Therapeutic target for aggressive cancers discovered through CRISPR

The RNA-modifying protein METTL1 could be targeted to treat some types of aggressive cancers, including brain, blood and kidney.

DNA and cancer treatment in tube

A collaborative effort by the Wellcome Sanger Institute and the University of Cambridge, both UK, and Harvard University, US, has led to the identification of a protein that plays a key role in transforming normal tissue into cancer as a target for drug development. Finding drugs that block the RNA-modifying protein known as METTL1 could provide people with aggressive brain, blood, skin and kidney cancers new treatment options in the future.

The team, led Dr Konstantinos Tzelepis, had previously used CRISPR-Cas9 gene-editing technology to screen cancer for vulnerable points, identifying the METTL1 gene as a target. In this new study, the researchers have found that mutations in the METTL1 gene, which lead to higher levels of the METTL1 protein, cause the cells to replicate faster and transform into a cancerous state, thereby producing highly aggressive tumours. When the team inhibited the METTL1 protein by knocking out the gene, it stopped cancer cell growth while leaving the normal healthy cells unharmed – in both laboratory and mice models – suggesting it would be a good target for cancer treatments.

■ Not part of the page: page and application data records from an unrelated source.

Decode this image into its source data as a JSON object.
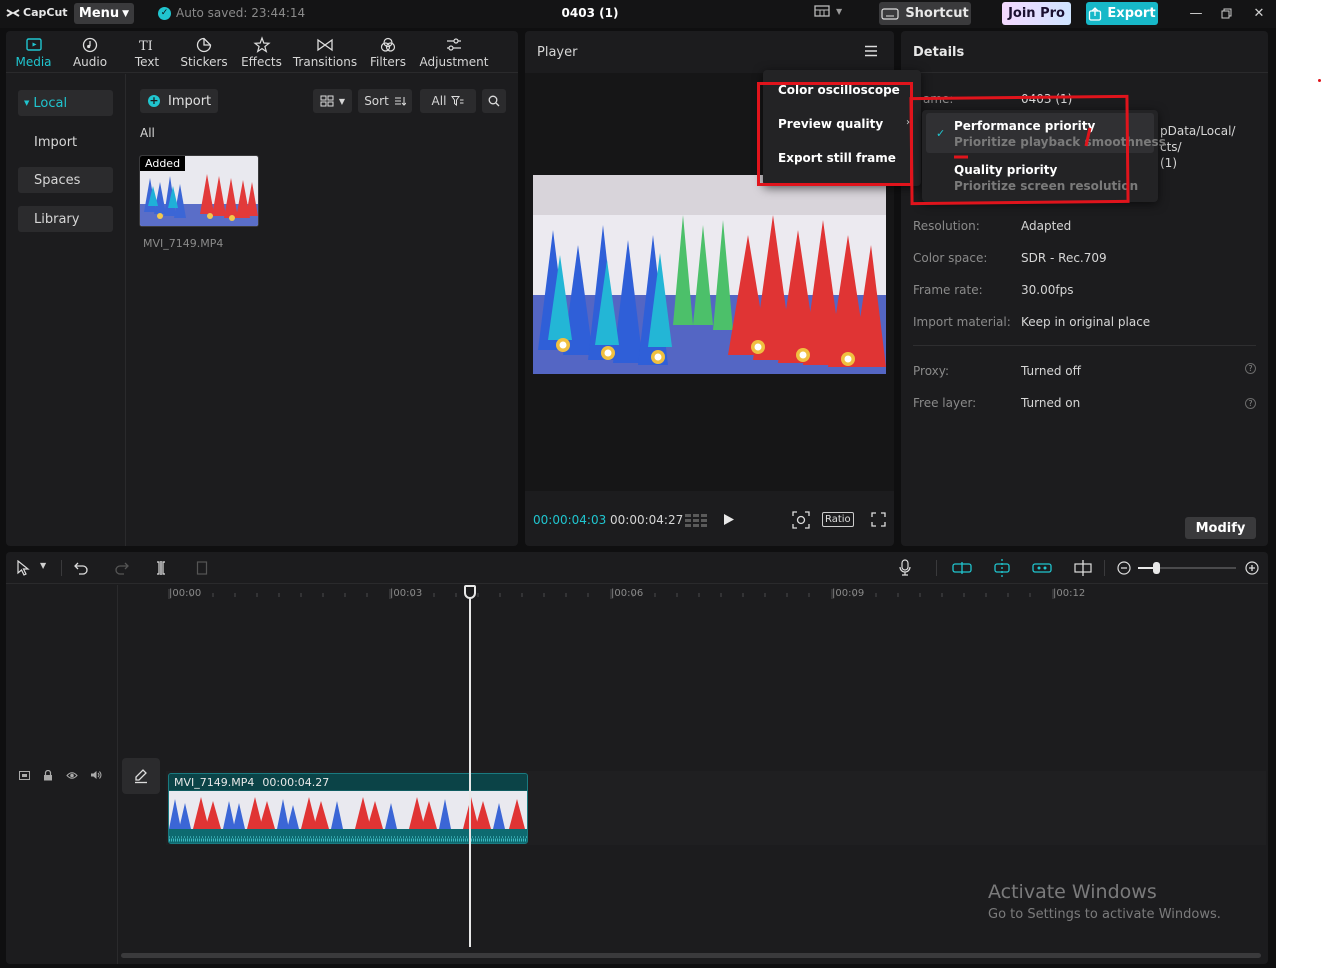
{
  "titlebar": {
    "logo_text": "CapCut",
    "menu_label": "Menu",
    "autosave_text": "Auto saved: 23:44:14",
    "project_title": "0403 (1)",
    "shortcut_label": "Shortcut",
    "joinpro_label": "Join Pro",
    "export_label": "Export"
  },
  "media_tabs": [
    {
      "label": "Media",
      "icon": "media-icon",
      "active": true
    },
    {
      "label": "Audio",
      "icon": "audio-icon"
    },
    {
      "label": "Text",
      "icon": "text-icon"
    },
    {
      "label": "Stickers",
      "icon": "stickers-icon"
    },
    {
      "label": "Effects",
      "icon": "effects-icon"
    },
    {
      "label": "Transitions",
      "icon": "transitions-icon"
    },
    {
      "label": "Filters",
      "icon": "filters-icon"
    },
    {
      "label": "Adjustment",
      "icon": "adjustment-icon"
    }
  ],
  "side_nav": [
    {
      "label": "Local",
      "active": true
    },
    {
      "label": "Import"
    },
    {
      "label": "Spaces"
    },
    {
      "label": "Library"
    }
  ],
  "media": {
    "import_label": "Import",
    "sort_label": "Sort",
    "filter_label": "All",
    "all_label": "All",
    "thumb_badge": "Added",
    "thumb_name": "MVI_7149.MP4"
  },
  "player": {
    "title": "Player",
    "timecode_current": "00:00:04:03",
    "timecode_total": "00:00:04:27",
    "ratio_label": "Ratio"
  },
  "details": {
    "title": "Details",
    "partial_name_label": "ame:",
    "partial_name_value": "0403 (1)",
    "partial_path_lines": [
      "pData/Local/",
      "cts/",
      "(1)"
    ],
    "rows": [
      {
        "key": "Resolution:",
        "value": "Adapted"
      },
      {
        "key": "Color space:",
        "value": "SDR - Rec.709"
      },
      {
        "key": "Frame rate:",
        "value": "30.00fps"
      },
      {
        "key": "Import material:",
        "value": "Keep in original place"
      },
      {
        "key": "Proxy:",
        "value": "Turned off"
      },
      {
        "key": "Free layer:",
        "value": "Turned on"
      }
    ],
    "modify_label": "Modify"
  },
  "player_menu": {
    "items": [
      "Color oscilloscope",
      "Preview quality",
      "Export still frame"
    ]
  },
  "quality_submenu": {
    "items": [
      {
        "title": "Performance priority",
        "desc": "Prioritize playback smoothness",
        "selected": true
      },
      {
        "title": "Quality priority",
        "desc": "Prioritize screen resolution"
      }
    ]
  },
  "timeline": {
    "ruler": [
      "|00:00",
      "|00:03",
      "|00:06",
      "|00:09",
      "|00:12"
    ],
    "clip_name": "MVI_7149.MP4",
    "clip_duration": "00:00:04.27"
  },
  "watermark": {
    "title": "Activate Windows",
    "subtitle": "Go to Settings to activate Windows."
  },
  "colors": {
    "accent": "#20c5cf",
    "annotation": "#e0141c"
  }
}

Recently, the team also developed a small molecule inhibitor for a similar protein, METTL3, to help treat acute myeloid leukaemia, which will be entering clinical trials in 2022. It is hoped that this new research provides the evidence needed to start to develop a similar drug that targets METTL1 which could be used to treat a wider range of aggressive cancers if they have a mutation in the METTL1 gene or high levels of its protein.

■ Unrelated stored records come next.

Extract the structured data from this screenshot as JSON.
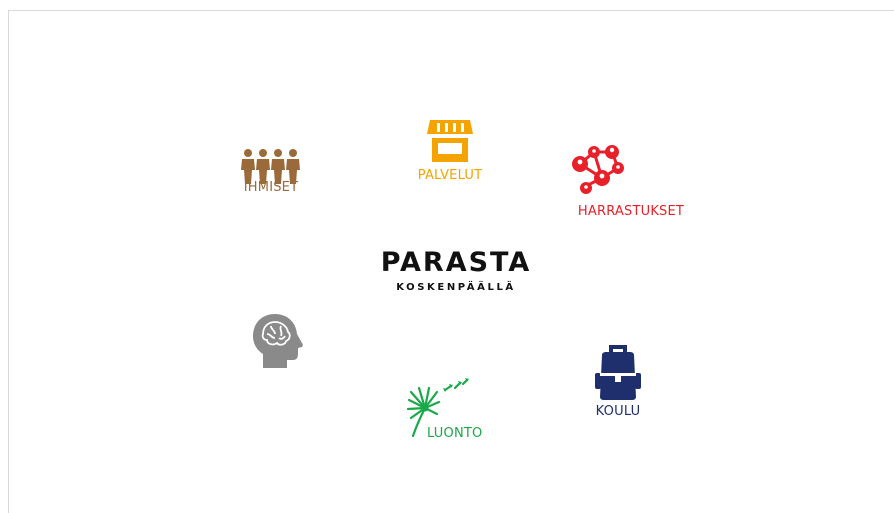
{
  "brand": {
    "title": "PARASTA",
    "subtitle": "KOSKENPÄÄLLÄ"
  },
  "tiles": {
    "ihmiset": {
      "label": "IHMISET",
      "icon": "people-group-icon",
      "color": "#9a6a3a"
    },
    "palvelut": {
      "label": "PALVELUT",
      "icon": "storefront-icon",
      "color": "#f5a300"
    },
    "harrastukset": {
      "label": "HARRASTUKSET",
      "icon": "network-people-icon",
      "color": "#e8202a"
    },
    "mind": {
      "label": "",
      "icon": "brain-head-icon",
      "color": "#8a8a8a"
    },
    "luonto": {
      "label": "LUONTO",
      "icon": "dandelion-icon",
      "color": "#1aa84a"
    },
    "koulu": {
      "label": "KOULU",
      "icon": "backpack-icon",
      "color": "#1f2f6e"
    }
  }
}
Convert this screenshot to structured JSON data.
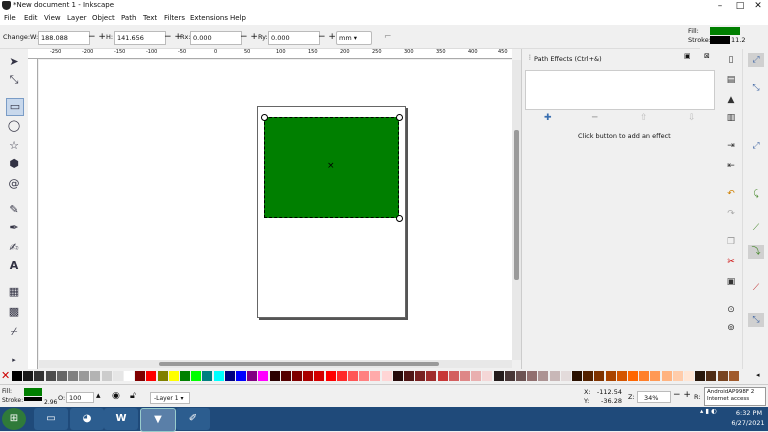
{
  "window": {
    "title": "*New document 1 - Inkscape"
  },
  "menu": [
    "File",
    "Edit",
    "View",
    "Layer",
    "Object",
    "Path",
    "Text",
    "Filters",
    "Extensions",
    "Help"
  ],
  "toolctrl": {
    "change_label": "Change:",
    "w_label": "W:",
    "w_value": "188.088",
    "h_label": "H:",
    "h_value": "141.656",
    "rx_label": "Rx:",
    "rx_value": "0.000",
    "ry_label": "Ry:",
    "ry_value": "0.000",
    "unit": "mm"
  },
  "style_indicator": {
    "fill_label": "Fill:",
    "stroke_label": "Stroke:",
    "stroke_width": "11.2",
    "fill_color": "#007f00",
    "stroke_color": "#000000"
  },
  "ruler_labels": [
    "-250",
    "-200",
    "-150",
    "-100",
    "-50",
    "0",
    "50",
    "100",
    "150",
    "200",
    "250",
    "300",
    "350",
    "400",
    "450"
  ],
  "lpe": {
    "title": "Path Effects (Ctrl+&)",
    "hint": "Click button to add an effect"
  },
  "palette_colors": [
    "#000000",
    "#1a1a1a",
    "#333333",
    "#4d4d4d",
    "#666666",
    "#808080",
    "#999999",
    "#b3b3b3",
    "#cccccc",
    "#e6e6e6",
    "#ffffff",
    "#800000",
    "#ff0000",
    "#808000",
    "#ffff00",
    "#008000",
    "#00ff00",
    "#008080",
    "#00ffff",
    "#000080",
    "#0000ff",
    "#800080",
    "#ff00ff",
    "#2b0000",
    "#550000",
    "#800000",
    "#aa0000",
    "#d40000",
    "#ff0000",
    "#ff2a2a",
    "#ff5555",
    "#ff8080",
    "#ffaaaa",
    "#ffd5d5",
    "#280b0b",
    "#501616",
    "#782121",
    "#a02c2c",
    "#c83737",
    "#d35f5f",
    "#de8787",
    "#e9afaf",
    "#f4d7d7",
    "#241c1c",
    "#483737",
    "#6c5353",
    "#916f6f",
    "#ac9393",
    "#c8b7b7",
    "#e3dbdb",
    "#2b1100",
    "#552200",
    "#803300",
    "#aa4400",
    "#d45500",
    "#ff6600",
    "#ff7f2a",
    "#ff9955",
    "#ffb380",
    "#ffccaa",
    "#ffe6d5",
    "#28170b",
    "#502d16",
    "#784421",
    "#a05a2c"
  ],
  "status": {
    "fill_label": "Fill:",
    "stroke_label": "Stroke:",
    "stroke_width": "2.96",
    "opacity_label": "O:",
    "opacity_value": "100",
    "layer": "-Layer 1",
    "x_label": "X:",
    "x_value": "-112.54",
    "y_label": "Y:",
    "y_value": "-36.28",
    "z_label": "Z:",
    "zoom": "34%",
    "r_label": "R:",
    "network_line1": "AndroidAP998F 2",
    "network_line2": "Internet access"
  },
  "taskbar": {
    "time": "6:32 PM",
    "date": "6/27/2021"
  }
}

According to the researchers, as the METTL1 protein is elevated in cancer cells with poorer outcomes, it could also be used as a biomarker to inform treatment plans and identify those who would benefit if a drug was developed, to ensure clinical trials are as streamlined and personalised as possible.

“This study provides another great example of what is possible with the use of CRISPR technologies and how we can take and prioritise precise genetic information and turn it into something of potential clinical benefit,” said Tzelepis. “Targeting RNA-modifying proteins can effectively destroy cancer cells and we hope that this research will provide the evidence necessary for drugs to be developed that target METTL1, potentially providing a new therapy against aggressive cancers with clear and unmet therapeutic need.”

The study was published in Molecular Cell.